A Choice-Experiment Based Analysis Of Protection Motivation Theory: Health Related Behavior Of Consumers With Celiac Disease
The underlying components of protection motivation theory (PMT; Rogers 1983) are explored through choice experiment-based analysis within a random utility framework, to account for some of the motivational, cognitive, and affective processes that likely affect celiacs’ propensity to use a novel health-risk reducing product. Those four groups of variables that are aimed to capture threat appraisal and coping appraisal processes as part of the standard PMT (Rogers 1975, 1983; Floyd et al. 2000) are found to contribute significantly to explaining the adaptive response of celiacs. Self-assessed vulnerability and perceived product efficacy form a most significant part of respondents’ threat appraisal process. Standard socio-demographic and lifestyle characteristics were found less useful in explaining the propensity to choose an adaptive response. Estimation results support an extended PMT model that accounts for risk attitudes, as measured by the psychometric scales of Weber et al. (2002), and outcome confidence (Zakay and Tsal 1993), since perceived ambiguity regarding the effectiveness of the novel health-risk reducing device affects consumers’ outcome confidence. Results provide some support for loss aversion (Kahneman and Tversky 1991), but no support for the competence hypothesis of Heath and Tversky (1991).
|Date of creation:||2010|
|Date of revision:|
|Contact details of provider:|| Web page: http://www.eaae.org|
More information through EDIRC
Postal:555 East Wells Street, Suite 1100, Milwaukee, Wisconsin 53202
Phone: (414) 918-3190
Fax: (414) 276-3349
Web page: http://www.aaea.org
More information through EDIRC
References listed on IDEAS
Please report citation or reference errors to , or , if you are the registered author of the cited work, log in to your RePEc Author Service profile, click on "citations" and make appropriate adjustments.:
- Jay Corrigan & Catherine Kling & Jinhua Zhao, 2008. "Willingness to Pay and the Cost of Commitment: An Empirical Specification and Test," Environmental & Resource Economics, Springer;European Association of Environmental and Resource Economists, vol. 40(2), pages 285-298, June.
- W. Kip Viscusi & Wesley A. Magat & Joel Huber, 1999. "Smoking Status and Public Responses to Ambiguous Scientific Risk Evidence," Southern Economic Journal, Southern Economic Association, vol. 66(2), pages 250-270, October.

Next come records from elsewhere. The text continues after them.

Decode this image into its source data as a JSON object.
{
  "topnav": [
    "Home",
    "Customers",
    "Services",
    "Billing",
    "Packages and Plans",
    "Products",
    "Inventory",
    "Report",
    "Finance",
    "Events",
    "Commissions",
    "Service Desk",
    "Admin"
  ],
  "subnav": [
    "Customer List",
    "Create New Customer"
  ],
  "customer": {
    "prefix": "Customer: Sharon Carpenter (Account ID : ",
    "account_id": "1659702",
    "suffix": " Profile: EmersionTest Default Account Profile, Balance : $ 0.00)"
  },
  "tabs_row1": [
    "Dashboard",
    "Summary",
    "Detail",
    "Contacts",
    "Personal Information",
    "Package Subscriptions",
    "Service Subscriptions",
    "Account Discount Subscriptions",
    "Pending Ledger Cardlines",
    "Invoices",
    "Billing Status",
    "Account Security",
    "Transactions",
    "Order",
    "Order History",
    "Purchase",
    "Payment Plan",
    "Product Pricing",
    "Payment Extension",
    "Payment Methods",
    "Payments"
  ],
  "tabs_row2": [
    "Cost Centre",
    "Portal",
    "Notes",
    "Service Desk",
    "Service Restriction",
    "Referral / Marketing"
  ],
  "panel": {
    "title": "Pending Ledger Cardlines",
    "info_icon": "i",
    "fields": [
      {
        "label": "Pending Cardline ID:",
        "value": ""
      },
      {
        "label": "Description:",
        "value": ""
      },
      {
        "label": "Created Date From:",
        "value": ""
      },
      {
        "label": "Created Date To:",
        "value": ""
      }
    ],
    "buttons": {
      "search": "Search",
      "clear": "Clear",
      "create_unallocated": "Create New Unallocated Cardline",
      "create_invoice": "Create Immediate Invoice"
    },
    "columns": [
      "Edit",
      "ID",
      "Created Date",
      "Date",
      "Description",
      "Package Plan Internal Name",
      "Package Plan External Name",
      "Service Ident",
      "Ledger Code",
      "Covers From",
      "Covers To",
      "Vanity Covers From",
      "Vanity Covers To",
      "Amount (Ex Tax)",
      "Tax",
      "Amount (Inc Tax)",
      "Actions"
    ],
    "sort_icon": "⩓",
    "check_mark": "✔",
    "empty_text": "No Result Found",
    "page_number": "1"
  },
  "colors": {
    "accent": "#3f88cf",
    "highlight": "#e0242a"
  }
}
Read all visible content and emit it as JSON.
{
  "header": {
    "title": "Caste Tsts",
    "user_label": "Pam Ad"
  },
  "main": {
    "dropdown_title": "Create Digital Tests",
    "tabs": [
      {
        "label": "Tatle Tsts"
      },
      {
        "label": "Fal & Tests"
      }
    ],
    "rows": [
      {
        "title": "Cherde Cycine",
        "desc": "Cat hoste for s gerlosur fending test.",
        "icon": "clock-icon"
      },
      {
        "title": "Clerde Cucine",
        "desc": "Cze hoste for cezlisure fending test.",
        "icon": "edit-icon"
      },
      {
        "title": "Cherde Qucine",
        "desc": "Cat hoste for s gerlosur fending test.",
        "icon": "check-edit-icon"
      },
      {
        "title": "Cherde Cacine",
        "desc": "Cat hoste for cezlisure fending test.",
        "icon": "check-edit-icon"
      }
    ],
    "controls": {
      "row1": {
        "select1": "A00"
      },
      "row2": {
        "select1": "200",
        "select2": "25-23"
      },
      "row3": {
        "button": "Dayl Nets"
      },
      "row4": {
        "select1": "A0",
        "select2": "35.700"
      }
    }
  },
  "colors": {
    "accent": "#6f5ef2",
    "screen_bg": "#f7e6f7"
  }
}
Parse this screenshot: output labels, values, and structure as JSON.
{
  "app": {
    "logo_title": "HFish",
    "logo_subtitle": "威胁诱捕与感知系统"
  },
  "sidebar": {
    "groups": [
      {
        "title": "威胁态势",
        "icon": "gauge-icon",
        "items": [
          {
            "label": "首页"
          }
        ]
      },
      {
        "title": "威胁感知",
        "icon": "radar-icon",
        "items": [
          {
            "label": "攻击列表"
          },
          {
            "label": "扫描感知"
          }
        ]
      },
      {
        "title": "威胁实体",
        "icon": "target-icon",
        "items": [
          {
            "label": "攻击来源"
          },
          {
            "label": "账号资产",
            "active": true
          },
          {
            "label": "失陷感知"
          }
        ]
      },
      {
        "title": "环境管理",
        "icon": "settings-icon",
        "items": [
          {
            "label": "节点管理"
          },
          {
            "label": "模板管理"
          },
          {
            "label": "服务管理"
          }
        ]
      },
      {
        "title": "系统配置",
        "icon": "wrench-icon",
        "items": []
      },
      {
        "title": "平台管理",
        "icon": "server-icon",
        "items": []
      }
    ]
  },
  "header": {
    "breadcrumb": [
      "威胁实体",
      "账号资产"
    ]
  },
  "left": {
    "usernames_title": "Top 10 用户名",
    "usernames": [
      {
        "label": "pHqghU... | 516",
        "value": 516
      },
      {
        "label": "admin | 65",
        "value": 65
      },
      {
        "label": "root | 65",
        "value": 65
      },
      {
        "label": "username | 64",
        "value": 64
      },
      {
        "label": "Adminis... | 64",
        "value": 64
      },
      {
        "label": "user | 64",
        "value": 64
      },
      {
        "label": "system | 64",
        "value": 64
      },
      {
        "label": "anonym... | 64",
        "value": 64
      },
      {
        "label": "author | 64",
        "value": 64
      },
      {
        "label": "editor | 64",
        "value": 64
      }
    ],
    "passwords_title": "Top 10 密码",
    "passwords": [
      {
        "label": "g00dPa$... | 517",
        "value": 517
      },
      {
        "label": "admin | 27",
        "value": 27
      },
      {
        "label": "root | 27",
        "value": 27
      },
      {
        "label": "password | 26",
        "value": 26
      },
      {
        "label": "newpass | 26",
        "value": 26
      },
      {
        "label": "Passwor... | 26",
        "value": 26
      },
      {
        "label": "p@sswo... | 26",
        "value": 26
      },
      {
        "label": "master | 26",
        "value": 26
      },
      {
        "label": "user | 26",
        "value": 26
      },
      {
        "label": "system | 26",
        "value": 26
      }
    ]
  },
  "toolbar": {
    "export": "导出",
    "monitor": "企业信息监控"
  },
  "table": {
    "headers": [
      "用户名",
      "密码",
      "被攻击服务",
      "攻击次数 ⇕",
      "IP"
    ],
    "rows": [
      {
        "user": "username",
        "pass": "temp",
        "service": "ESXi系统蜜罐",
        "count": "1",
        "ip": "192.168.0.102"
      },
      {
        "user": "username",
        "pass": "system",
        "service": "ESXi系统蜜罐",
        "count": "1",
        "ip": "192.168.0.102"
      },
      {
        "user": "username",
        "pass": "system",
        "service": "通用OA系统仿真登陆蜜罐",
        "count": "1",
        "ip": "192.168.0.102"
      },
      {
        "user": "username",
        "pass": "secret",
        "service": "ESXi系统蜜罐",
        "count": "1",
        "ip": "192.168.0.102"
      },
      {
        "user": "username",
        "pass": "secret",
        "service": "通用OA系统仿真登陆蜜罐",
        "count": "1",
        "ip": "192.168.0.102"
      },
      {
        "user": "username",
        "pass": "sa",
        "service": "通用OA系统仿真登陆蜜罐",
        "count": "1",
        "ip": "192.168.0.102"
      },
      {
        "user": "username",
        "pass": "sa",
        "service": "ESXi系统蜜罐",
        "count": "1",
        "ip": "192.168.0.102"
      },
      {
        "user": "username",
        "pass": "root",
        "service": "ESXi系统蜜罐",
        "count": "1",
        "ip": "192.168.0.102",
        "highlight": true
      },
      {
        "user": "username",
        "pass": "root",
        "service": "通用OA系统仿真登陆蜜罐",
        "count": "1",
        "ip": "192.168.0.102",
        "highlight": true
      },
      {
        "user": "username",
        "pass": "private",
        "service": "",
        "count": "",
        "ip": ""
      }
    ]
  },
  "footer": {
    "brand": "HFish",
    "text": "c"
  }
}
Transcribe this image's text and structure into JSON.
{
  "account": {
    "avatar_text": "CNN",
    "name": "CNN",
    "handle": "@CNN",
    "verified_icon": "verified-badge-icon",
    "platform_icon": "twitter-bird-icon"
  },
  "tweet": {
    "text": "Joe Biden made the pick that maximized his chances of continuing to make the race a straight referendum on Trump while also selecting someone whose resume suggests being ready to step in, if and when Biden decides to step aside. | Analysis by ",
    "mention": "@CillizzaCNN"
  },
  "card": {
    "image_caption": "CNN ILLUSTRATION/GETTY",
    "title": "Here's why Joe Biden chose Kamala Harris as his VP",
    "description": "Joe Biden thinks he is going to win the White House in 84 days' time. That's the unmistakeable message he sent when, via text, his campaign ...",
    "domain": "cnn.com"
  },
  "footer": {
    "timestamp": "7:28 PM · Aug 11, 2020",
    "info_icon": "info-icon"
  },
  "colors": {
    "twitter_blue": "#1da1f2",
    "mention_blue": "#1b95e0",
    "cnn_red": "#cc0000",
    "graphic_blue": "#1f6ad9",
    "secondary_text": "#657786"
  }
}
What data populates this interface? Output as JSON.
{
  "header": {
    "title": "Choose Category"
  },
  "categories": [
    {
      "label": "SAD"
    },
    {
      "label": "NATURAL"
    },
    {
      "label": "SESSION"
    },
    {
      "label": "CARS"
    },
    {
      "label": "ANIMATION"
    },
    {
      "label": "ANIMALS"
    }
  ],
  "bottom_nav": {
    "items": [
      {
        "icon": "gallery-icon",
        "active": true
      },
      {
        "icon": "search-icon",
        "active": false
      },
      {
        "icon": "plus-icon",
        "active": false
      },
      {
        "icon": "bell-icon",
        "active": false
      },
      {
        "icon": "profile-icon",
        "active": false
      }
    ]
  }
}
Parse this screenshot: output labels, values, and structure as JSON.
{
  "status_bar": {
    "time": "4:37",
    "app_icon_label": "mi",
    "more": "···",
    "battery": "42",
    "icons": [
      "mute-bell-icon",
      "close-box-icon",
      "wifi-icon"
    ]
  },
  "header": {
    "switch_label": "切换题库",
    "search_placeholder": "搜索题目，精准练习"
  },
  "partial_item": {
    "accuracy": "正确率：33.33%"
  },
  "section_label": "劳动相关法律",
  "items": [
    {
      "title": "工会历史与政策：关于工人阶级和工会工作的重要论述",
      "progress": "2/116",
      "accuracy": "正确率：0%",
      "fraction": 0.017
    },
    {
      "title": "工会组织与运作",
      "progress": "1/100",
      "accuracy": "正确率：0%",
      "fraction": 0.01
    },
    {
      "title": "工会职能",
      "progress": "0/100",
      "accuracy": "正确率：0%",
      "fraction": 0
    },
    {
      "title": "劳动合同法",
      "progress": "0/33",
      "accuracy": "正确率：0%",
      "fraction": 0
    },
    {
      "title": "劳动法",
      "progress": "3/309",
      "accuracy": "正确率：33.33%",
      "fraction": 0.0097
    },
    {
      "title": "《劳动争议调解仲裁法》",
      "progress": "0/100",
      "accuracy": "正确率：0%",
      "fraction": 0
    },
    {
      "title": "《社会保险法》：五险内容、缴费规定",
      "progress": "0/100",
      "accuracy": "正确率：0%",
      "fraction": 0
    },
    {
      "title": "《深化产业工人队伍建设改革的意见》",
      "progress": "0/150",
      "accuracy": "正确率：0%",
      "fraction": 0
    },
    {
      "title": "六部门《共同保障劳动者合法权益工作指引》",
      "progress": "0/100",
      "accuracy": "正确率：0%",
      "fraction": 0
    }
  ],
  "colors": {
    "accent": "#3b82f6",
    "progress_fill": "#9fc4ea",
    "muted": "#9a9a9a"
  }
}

- Heath, Chip & Tversky, Amos, 1991. "Preference and Belief: Ambiguity and Competence in Choice under Uncertainty," Journal of Risk and Uncertainty, Springer, vol. 4(1), pages 5-28, January.
- Louviere,Jordan J. & Hensher,David A. & Swait,Joffre D., 2000. "Stated Choice Methods," Cambridge Books, Cambridge University Press, number 9780521788304, December.
When requesting a correction, please mention this item's handle: RePEc:ags:eaa115:116454. See general information about how to correct material in RePEc.
For technical questions regarding this item, or to correct its authors, title, abstract, bibliographic or download information, contact: (AgEcon Search)
If you have authored this item and are not yet registered with RePEc, we encourage you to do it here. This allows to link your profile to this item. It also allows you to accept potential citations to this item that we are uncertain about.
If references are entirely missing, you can add them using this form.
If the full references list an item that is present in RePEc, but the system did not link to it, you can help with this form.
If you know of missing items citing this one, you can help us creating those links by adding the relevant references in the same way as above, for each refering item. If you are a registered author of this item, you may also want to check the "citations" tab in your profile, as there may be some citations waiting for confirmation.
Please note that corrections may take a couple of weeks to filter through the various RePEc services.